* [INSTRUCTIONS FOR THE TASK]: Go over the entries below line by line, copying each one that contains the word "content".

-------

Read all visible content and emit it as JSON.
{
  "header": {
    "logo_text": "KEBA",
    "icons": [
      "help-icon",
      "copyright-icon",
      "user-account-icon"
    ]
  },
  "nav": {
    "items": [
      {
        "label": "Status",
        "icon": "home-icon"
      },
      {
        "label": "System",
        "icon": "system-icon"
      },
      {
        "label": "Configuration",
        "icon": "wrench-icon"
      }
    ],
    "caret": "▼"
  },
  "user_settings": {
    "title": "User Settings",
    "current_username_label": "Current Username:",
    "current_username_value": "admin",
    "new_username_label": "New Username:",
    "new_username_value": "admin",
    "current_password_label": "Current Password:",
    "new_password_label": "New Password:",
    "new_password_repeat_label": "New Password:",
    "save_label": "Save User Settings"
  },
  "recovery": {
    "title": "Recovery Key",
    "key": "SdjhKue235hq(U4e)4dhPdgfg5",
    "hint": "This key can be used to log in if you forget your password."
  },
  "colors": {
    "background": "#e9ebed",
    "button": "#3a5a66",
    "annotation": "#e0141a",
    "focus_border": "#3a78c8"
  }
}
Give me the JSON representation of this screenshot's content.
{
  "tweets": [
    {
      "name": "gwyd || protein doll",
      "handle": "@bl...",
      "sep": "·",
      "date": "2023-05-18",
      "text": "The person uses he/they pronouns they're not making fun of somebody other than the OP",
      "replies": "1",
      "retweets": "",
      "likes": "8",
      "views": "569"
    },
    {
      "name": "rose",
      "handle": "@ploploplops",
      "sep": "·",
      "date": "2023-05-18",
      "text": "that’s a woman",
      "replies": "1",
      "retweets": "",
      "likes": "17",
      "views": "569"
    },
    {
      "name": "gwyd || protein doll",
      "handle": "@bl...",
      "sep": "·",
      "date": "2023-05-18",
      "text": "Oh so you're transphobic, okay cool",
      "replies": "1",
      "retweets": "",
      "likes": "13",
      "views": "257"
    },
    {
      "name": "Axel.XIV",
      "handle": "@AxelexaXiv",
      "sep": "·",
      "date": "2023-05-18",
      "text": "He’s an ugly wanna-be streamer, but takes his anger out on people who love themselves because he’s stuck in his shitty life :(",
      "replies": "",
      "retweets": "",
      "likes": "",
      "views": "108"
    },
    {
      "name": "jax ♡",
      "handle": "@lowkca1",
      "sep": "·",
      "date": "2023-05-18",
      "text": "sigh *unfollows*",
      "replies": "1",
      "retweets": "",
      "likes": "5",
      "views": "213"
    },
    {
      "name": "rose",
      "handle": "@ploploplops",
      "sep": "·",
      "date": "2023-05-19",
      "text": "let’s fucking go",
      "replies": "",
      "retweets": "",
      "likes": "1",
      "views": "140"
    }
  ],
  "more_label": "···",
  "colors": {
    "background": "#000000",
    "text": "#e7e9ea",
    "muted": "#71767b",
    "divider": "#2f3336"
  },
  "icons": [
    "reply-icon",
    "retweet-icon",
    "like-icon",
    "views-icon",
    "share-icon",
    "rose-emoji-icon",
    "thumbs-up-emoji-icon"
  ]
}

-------

* [RESPONSE]:
Read all visible content and emit it as JSON.
Give me the JSON representation of this screenshot's content.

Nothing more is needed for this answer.